His driver’s licence was also suspended for two years.
GSB appealed the magistrate’s decision under Section 222 under the Justices Act 1886 – citing three grounds why the sentence imposed was excessive.
“Firstly, (GSB) submits that the sentence is not justified by the nature of the (his) offending,” Judge Rinaudo said. “(He) argues that the offending was at the lowest end of the scale for offences of this nature, as (his) actions were, in effect, to yell at an empty house.
“(GSB’s) second argument is that the learned magistrate, in determining the appropriate sentence, placed undue weight on the appellant’s criminal history.
“(GSB’s) final point is that, as the learned magistrate imposed a parole eligibility date, rather than a parole release date, (GSB) is at risk of serving most of the term of imprisonment, prior to his application for parole being assessed, due to the current delays being experienced in relation to parole applications.
“(GSB) submits this would be manifestly excessive.”
Judge Rinaudo said GSB, despite having lodged a parole application on 25 May 2021, had been advised by Parole Board Queensland his application would not be determined until November or December (2021).
“This would see (GSB) serving most of the sentence … (even) the respondent (Queensland Police Commissioner Katarina Carroll), having regard to the lengthy delays in parole applications, (submits GSB) ought to be released, as he had served sufficient time in custody,” he said.
The court was told a transcript of the magistrate’s sentencing remarks showed that he “had made up his mind” to jail GSB despite defence submissions for wholly or partially suspended prison term for the domestic violence breach:

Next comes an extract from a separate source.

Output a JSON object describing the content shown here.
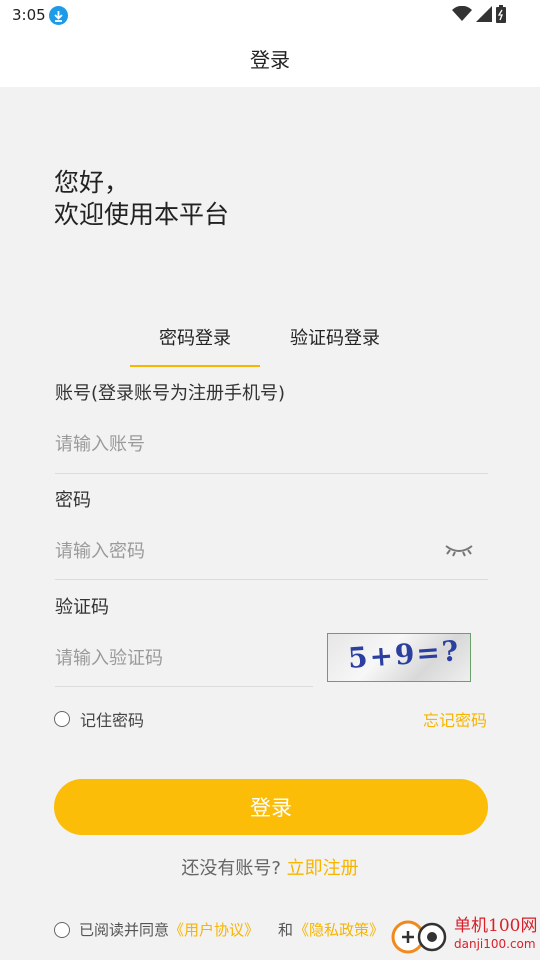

“His Honour the magistrate: ‘Look. I wouldn’t consider today a term of suspended imprisonment. There is a clear need in your case (GSB) to show you, again, that you cannot continue to offend in this matter. You might think [the offending] is at the lower end of the scale, but the Court does not hold the same view. Community based orders, fines or suspended imprisonment are not considered appropriate in all the circumstances in relation to sentencing of you today.’”
Judge Rinaudo, in granting GSB’s appeal, said: “In my view the sentencing magistrate fell into error by imposing a sentence which was manifestly excessive given the nature of the offending on this occasion, failing to have proper regard to the mitigating factors, placing too much weight on the appellant’s history, and that the effect of the sentence, because of parole board delays, was that the appellant was likely to serve almost all of the 12-month term imposed.
“I note (GSB’s) submission that the appropriate sentence would be to sentence the appellant to time served, namely 137 days (since his sentencing and subsequent appeal).
“It seems to me that to give effect to the need for the (GSB) to undertake rehabilitation to address underlying issues with alcohol abuse that a period of suspended sentence should be imposed.
“This is in line with submissions made to the sentencing magistrate that ‘… perhaps four to six
months, suspended after serving perhaps another month or so with a long operational
period would be a viable outcome’.”
Read the decision.